On Monday we’ll tie up loose ends with angular momentum so that we can take our circular and rotational motion unit test on Tuesday. We will spend Wednesday through Friday covering the oscillatory (back-and-forth) motion of pendulums and mass-spring systems. There will be one homework associated with this. With the remainder of our time and into Monday of exam week, we’ll review a smidge by going through old tests. EXAM WEEK: Your FRQ exam will be during the first period slot, and your MC exam will be during the 2nd period slot. Both will take the full period. Please be sure to bring a calculator to both exams. For the MC exam, you will need a number two pencil.
These Weeks in Physics
We’ll start by wrapping up our unit on energy so that we can take the unit test on Tuesday or Wednesday.
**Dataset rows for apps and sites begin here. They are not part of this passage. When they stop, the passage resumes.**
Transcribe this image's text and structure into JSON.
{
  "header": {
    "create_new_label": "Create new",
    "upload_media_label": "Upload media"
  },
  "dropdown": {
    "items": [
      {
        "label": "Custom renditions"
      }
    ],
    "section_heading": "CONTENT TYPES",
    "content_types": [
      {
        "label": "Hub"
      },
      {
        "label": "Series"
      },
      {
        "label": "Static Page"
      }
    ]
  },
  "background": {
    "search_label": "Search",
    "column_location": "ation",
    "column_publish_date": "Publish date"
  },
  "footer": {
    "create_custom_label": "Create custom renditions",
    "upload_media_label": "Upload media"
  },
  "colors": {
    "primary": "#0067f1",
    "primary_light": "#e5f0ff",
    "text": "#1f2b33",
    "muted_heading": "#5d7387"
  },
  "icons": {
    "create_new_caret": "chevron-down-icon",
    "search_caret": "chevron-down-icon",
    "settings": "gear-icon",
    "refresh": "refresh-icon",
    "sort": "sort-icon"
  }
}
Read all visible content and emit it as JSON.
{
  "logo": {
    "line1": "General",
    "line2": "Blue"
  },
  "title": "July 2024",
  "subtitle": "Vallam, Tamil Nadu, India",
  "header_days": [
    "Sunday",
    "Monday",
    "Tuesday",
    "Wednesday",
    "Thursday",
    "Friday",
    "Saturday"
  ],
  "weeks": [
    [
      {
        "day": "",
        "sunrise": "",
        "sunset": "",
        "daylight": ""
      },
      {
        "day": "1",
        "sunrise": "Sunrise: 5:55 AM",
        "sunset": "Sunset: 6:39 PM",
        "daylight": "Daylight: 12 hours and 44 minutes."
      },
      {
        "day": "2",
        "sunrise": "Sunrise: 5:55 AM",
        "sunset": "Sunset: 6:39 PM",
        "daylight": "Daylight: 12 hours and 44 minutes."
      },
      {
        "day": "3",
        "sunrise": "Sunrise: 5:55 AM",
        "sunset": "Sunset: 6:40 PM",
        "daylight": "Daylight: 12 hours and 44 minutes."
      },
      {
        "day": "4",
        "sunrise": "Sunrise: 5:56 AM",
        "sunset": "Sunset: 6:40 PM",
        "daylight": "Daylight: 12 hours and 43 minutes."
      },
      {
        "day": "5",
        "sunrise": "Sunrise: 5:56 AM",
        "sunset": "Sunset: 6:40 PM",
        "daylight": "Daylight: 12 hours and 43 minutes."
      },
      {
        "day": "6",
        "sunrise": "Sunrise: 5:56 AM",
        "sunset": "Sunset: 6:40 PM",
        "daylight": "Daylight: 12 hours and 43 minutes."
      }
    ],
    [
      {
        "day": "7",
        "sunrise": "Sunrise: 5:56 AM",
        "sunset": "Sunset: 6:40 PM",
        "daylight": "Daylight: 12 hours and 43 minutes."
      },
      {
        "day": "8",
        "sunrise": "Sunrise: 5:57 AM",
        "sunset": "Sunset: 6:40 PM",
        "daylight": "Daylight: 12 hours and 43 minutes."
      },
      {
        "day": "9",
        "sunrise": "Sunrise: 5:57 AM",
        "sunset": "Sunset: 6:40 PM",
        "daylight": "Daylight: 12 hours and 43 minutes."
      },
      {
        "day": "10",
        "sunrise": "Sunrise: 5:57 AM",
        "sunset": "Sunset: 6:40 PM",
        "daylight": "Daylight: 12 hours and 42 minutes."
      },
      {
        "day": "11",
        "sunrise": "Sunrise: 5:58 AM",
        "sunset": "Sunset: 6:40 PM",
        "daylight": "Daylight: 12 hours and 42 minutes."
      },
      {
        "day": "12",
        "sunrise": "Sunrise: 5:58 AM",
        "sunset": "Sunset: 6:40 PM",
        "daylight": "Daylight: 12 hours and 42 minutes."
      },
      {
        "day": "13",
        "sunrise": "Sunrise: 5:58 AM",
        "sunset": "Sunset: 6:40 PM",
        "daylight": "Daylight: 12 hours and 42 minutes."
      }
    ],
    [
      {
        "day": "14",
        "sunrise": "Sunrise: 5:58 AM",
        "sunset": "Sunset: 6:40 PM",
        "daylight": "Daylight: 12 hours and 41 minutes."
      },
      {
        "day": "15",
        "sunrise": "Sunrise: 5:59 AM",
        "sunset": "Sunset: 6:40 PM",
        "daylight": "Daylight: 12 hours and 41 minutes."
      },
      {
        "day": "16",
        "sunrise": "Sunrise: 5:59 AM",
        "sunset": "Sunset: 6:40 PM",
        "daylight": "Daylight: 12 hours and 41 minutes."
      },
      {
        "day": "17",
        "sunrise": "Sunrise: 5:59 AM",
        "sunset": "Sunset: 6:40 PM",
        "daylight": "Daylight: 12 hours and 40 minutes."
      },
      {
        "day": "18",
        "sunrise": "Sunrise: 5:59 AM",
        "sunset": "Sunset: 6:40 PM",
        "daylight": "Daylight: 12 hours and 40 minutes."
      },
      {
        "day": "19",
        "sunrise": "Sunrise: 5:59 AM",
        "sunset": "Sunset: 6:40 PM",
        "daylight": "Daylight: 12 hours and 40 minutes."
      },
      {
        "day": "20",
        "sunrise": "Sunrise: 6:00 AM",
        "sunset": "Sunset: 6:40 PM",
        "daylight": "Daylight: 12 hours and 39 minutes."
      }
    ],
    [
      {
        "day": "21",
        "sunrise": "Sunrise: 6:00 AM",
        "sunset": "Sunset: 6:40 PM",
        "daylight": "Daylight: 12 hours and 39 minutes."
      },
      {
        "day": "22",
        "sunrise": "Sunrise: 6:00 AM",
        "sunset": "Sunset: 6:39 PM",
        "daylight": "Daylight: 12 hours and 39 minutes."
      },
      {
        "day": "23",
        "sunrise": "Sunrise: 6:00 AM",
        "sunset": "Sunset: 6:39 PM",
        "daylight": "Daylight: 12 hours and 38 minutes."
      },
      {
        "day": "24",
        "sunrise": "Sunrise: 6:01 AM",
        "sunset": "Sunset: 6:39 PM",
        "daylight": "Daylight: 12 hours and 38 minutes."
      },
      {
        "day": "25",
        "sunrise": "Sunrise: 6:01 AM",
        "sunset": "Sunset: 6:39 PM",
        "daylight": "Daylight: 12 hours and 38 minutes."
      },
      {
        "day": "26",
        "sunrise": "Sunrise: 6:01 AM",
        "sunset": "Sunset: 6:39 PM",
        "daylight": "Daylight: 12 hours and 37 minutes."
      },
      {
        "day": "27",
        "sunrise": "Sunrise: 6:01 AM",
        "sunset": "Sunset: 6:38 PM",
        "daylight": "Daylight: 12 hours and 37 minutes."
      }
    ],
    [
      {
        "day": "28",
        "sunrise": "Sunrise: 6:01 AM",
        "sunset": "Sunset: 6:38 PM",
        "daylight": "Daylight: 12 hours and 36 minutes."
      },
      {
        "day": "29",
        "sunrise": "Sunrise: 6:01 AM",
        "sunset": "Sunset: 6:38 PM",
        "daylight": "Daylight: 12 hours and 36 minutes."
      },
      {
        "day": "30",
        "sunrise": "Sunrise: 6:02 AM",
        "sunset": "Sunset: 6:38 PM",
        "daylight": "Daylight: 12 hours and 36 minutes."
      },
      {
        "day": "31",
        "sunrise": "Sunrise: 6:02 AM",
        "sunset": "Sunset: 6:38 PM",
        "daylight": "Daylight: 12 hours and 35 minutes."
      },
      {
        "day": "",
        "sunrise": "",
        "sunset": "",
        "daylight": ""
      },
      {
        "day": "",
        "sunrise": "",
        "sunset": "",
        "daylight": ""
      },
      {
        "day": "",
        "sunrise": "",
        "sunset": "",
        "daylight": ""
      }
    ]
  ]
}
This will give us some time to review for the mid-term exam, but we will also likely start our momentum unit. However, momentum will be on the final exam in June but not on this mid-term exam. EXAM WEEK: Sixth period, your exam will be in the 6th/7th period slot. Tenth period, your exam will be during the 10th period slot. No class will take an exam during our lab periods (8th/9th.) Please be sure to bring a calculator and a number two pencil to your exam.
These Weeks in Astronomy
Aaahhh!! NO!!! I can’t believe our time together is over!!! You’ve been such a great group of people to work with, and I will miss you! OK, so with our remaining days, we will travel across the universe to its deepest regions, its darkest past, and its possible futures. This is a really fun topic to end on! We may or may not have time for a unit test on the universe, but it will be incorporated proportionally into the final exam. Our exam period is 11th period. Please be sure to bring your star maps (both rectangular and circular) with nothing written on them except your name. Also you may bring a calculator, which can be helpful but isn’t absolutely necessary. Finally, please be sure to bring a number two pencil.
Cool Science of these Weeks
NASA announced this week that it’s found another clue to the “Is-there-life-on-Mars?” puzzle. The Mars Curiosity Rover (a robot that’s cruising the surface of Mars doing research that it beams back to Earth) has detected regular bursts of methane gas coming out of a rock formation. In addition, Curiosity found organic molecules in that rock. Organic molecules, as you may recall from chemistry, are necessary for life as we know it, and methane is an excretory product of many forms of life. This doesn’t mean there’s necessarily life on Mars; methane and organic compounds can exist in the absence of life. However, their presence is also indicative that life on Mars may be present now or may have been present in the past. We do know that billions of years ago there was flowing water on Mars that was at the right temperature, salinity, and pH for a “primordial soup,” such as the one scientists speculate started life on Earth. Curiosity continues to collect data, so more answers could be coming down the line.